Changed your name? Then you may ask for a new diploma
In principle, the degree certificate awarded by a higher education institution can only be issued once. Even in the event of loss or theft, obtaining a replacement is out of the question. The most you can hope for is an official statement from DUO to confirm that you did actually graduate from your degree programme.
Until now, an exception has been granted in only one set of circumstances. Since 2011, the possibility of obtaining a replacement degree certificate with a new name has been open to graduates who have undergone gender reassignment.
It was an exception that did not come easily (article in Dutch). A man whose birth gender was female had to campaign vigorously against his university’s decision to refuse him a degree certificate in his new name. The case caused considerable controversy.
At the time, the Dutch government sent a letter to institutes of higher education stating that in such cases the impact on the personal life of the individual should outweigh the strict rule that a degree certificate could only be issued once.
Several universities and universities of applied sciences have since requested the option to issue a replacement certificate in cases where a former student has changed their name, writes Education Minister Ingrid van Engelshoven in her explanatory notes to the bill. This possibility already exists in secondary education, and now higher education will follow suit.
Not only trangender people would like to change their name. Some people simply hate their “ridiculous or unbecoming first name or surname,” the Minister explains. Or their surname causes them psychological harm and they have strong feelings about taking the name of their other parent, an adoptive parent or a guardian.
In such cases, you can submit a request to have your name changed and apply for a new degree certificate on this basis. However, no new certificate will be issued to graduates who have married and taken their partner’s surname; that is not within the remit of the new law.
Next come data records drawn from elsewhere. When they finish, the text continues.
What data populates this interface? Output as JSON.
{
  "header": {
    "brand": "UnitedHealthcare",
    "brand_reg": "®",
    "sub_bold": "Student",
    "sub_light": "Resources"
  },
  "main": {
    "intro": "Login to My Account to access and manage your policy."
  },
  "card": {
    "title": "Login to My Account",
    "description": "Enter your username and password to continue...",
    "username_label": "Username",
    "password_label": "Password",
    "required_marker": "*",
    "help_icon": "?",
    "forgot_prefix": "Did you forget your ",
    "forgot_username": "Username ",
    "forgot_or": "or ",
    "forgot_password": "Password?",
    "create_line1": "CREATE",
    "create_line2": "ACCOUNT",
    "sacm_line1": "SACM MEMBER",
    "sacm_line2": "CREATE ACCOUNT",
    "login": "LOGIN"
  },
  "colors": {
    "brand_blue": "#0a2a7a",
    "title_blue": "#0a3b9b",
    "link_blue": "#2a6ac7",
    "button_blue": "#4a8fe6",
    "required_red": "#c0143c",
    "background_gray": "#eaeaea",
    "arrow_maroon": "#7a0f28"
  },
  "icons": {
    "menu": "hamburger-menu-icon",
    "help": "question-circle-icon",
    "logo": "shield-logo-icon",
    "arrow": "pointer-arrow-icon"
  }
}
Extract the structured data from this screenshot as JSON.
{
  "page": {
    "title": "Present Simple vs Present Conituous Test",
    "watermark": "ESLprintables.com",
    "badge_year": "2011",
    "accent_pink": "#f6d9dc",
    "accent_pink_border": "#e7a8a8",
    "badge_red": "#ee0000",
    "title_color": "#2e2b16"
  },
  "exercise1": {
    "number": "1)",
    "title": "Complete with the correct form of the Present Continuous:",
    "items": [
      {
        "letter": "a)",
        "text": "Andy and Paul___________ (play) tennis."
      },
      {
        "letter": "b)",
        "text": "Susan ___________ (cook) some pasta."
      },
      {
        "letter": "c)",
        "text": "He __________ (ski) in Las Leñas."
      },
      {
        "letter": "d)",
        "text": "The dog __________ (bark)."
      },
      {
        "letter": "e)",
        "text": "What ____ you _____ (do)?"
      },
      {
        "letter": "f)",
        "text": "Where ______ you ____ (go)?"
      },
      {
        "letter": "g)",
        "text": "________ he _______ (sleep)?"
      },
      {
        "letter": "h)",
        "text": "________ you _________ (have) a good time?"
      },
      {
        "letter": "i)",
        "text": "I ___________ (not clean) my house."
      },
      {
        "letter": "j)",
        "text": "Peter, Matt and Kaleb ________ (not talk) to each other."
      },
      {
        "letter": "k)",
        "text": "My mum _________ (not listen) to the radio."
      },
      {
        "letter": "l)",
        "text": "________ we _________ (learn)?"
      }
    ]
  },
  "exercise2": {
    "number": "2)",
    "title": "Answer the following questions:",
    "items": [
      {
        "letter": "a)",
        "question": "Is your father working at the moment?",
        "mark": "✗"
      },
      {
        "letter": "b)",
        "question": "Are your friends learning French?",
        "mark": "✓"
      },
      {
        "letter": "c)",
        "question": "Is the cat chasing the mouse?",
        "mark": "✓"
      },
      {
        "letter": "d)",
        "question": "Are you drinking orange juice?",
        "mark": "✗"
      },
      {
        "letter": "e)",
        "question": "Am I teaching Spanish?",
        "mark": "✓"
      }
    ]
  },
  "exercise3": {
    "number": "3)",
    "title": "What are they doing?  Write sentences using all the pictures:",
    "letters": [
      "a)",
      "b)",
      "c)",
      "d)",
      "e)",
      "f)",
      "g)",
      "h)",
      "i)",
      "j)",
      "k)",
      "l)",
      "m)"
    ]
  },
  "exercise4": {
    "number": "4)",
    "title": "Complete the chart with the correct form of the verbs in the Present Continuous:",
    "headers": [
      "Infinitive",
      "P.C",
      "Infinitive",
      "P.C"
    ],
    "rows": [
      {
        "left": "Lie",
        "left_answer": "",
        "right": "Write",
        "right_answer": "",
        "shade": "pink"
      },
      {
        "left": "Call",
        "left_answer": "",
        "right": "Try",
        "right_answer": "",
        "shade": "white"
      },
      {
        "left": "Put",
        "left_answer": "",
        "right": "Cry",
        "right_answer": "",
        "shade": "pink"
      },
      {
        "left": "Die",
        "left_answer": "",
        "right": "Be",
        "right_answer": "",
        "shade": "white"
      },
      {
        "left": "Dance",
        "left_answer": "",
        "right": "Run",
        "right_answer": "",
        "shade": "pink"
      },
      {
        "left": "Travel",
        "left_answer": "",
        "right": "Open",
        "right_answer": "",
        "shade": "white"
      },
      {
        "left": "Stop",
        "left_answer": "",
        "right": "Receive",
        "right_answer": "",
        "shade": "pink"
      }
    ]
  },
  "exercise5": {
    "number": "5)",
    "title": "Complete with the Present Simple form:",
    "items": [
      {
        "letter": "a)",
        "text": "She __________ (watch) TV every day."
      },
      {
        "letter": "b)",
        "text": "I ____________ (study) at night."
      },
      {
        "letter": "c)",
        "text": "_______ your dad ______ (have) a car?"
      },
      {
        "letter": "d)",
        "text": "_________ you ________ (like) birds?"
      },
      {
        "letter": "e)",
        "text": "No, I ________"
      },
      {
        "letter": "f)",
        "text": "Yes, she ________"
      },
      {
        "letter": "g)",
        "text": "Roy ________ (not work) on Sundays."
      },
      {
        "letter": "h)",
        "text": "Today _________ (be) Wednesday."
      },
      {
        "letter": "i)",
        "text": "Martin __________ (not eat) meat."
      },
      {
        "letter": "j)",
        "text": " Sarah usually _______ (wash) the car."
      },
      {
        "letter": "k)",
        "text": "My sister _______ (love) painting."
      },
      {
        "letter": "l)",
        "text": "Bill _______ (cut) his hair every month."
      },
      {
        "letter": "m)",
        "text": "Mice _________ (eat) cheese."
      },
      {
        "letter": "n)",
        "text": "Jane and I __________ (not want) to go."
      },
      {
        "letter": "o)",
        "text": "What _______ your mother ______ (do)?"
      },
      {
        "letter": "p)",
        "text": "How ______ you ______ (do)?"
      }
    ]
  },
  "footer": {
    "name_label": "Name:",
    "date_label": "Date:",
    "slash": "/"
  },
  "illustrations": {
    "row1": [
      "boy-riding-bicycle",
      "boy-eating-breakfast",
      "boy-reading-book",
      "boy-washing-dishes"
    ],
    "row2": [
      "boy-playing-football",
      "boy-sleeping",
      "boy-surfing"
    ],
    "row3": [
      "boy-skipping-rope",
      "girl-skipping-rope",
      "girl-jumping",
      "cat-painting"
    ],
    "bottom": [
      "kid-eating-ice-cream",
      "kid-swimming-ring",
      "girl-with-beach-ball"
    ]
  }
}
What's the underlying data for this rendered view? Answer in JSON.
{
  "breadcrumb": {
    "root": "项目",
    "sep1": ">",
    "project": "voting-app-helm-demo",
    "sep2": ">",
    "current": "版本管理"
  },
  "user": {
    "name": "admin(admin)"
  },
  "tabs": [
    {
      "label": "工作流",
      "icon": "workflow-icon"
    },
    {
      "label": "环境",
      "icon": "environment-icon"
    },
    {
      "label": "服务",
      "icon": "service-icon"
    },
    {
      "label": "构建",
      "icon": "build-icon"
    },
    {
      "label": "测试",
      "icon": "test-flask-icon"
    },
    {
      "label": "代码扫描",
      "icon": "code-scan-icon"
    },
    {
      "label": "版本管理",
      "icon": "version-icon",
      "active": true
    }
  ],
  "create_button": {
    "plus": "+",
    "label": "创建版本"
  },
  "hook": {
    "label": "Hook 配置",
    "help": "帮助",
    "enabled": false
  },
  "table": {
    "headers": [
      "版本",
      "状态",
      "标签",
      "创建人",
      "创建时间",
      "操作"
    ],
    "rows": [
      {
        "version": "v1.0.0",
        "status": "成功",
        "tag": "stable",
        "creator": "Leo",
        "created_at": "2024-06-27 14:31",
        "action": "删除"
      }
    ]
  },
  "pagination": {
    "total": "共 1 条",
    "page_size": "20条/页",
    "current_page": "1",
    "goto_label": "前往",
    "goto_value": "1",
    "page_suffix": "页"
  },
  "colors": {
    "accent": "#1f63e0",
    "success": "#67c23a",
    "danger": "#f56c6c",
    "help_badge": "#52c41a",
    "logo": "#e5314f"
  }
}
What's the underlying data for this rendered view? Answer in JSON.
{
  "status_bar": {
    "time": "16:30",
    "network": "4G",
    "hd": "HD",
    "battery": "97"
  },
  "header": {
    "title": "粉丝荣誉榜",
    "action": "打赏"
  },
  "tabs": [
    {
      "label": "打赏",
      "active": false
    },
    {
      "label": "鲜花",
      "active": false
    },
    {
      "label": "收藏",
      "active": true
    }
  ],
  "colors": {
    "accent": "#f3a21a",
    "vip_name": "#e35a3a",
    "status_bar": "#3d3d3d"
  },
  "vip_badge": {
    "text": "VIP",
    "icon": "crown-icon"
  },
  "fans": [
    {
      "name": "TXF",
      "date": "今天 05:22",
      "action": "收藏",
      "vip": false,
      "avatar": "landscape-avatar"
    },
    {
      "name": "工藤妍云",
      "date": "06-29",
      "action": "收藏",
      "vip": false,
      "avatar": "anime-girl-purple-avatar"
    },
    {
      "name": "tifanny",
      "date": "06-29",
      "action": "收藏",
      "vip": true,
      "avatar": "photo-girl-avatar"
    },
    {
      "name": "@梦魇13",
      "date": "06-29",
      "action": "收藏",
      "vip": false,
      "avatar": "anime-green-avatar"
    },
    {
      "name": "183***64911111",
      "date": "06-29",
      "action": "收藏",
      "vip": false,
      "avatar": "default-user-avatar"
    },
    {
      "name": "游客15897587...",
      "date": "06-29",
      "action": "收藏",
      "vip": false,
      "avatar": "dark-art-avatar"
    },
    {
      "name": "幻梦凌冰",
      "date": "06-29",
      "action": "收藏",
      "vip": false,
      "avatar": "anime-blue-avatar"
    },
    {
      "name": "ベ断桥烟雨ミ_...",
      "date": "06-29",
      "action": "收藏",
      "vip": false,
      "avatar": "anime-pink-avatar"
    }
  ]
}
Anyone who does receive a replacement certificate is required to hand in the old one to prevent fraud.